### Prompt
Among the records below, find the lines that contain "text" and copy each of them.
..........
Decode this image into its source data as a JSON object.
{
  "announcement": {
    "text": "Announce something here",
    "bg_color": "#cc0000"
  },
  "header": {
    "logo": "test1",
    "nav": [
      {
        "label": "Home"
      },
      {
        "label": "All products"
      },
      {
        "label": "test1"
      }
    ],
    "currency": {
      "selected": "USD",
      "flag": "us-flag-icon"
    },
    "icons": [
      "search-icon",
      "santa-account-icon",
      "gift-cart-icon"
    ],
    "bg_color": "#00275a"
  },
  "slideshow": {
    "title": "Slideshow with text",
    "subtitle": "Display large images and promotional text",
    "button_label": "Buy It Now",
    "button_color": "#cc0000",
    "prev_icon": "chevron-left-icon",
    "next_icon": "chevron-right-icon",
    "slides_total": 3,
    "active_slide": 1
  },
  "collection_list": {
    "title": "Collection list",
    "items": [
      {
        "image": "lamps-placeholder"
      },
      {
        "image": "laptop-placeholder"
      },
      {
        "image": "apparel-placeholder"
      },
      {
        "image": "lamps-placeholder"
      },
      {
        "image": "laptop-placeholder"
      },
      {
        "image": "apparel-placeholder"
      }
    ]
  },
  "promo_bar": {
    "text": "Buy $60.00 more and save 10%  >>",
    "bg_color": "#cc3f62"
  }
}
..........
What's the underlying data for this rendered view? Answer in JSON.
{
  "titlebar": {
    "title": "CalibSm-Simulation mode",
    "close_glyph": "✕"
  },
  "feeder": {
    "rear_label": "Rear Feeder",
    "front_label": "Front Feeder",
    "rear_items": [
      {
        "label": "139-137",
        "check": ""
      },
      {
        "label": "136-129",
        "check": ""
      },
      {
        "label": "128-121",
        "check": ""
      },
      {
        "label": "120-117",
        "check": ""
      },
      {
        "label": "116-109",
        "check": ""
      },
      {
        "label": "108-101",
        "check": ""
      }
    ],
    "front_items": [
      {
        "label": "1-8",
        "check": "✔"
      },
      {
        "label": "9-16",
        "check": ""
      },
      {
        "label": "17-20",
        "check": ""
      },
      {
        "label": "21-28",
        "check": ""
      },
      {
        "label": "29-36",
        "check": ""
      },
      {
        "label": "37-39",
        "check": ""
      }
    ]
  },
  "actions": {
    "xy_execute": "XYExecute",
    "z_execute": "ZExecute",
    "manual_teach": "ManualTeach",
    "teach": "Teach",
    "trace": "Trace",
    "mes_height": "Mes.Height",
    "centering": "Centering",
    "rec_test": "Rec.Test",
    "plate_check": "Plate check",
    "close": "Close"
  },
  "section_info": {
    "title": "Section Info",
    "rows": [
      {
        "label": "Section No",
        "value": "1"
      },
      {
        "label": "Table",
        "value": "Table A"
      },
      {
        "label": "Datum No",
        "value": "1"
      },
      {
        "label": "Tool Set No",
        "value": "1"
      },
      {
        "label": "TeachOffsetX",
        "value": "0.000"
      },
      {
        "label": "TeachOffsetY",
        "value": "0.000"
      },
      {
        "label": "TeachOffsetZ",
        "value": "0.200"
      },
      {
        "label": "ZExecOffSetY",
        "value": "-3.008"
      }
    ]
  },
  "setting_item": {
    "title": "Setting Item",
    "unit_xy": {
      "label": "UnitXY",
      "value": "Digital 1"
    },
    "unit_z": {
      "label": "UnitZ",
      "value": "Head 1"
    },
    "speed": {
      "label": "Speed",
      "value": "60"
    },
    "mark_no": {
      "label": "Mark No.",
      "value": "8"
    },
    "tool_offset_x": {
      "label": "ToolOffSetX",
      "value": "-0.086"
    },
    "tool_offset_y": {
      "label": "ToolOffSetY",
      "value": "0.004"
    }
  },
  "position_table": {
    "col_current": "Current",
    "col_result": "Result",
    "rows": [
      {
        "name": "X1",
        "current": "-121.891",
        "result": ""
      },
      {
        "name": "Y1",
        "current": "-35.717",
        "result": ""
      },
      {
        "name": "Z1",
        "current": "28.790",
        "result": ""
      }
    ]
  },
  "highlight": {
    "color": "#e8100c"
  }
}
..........
### Solution for this task
    "text": "Announce something here",
    "title": "Slideshow with text",
    "subtitle": "Display large images and promotional text",
    "text": "Buy $60.00 more and save 10%  >>",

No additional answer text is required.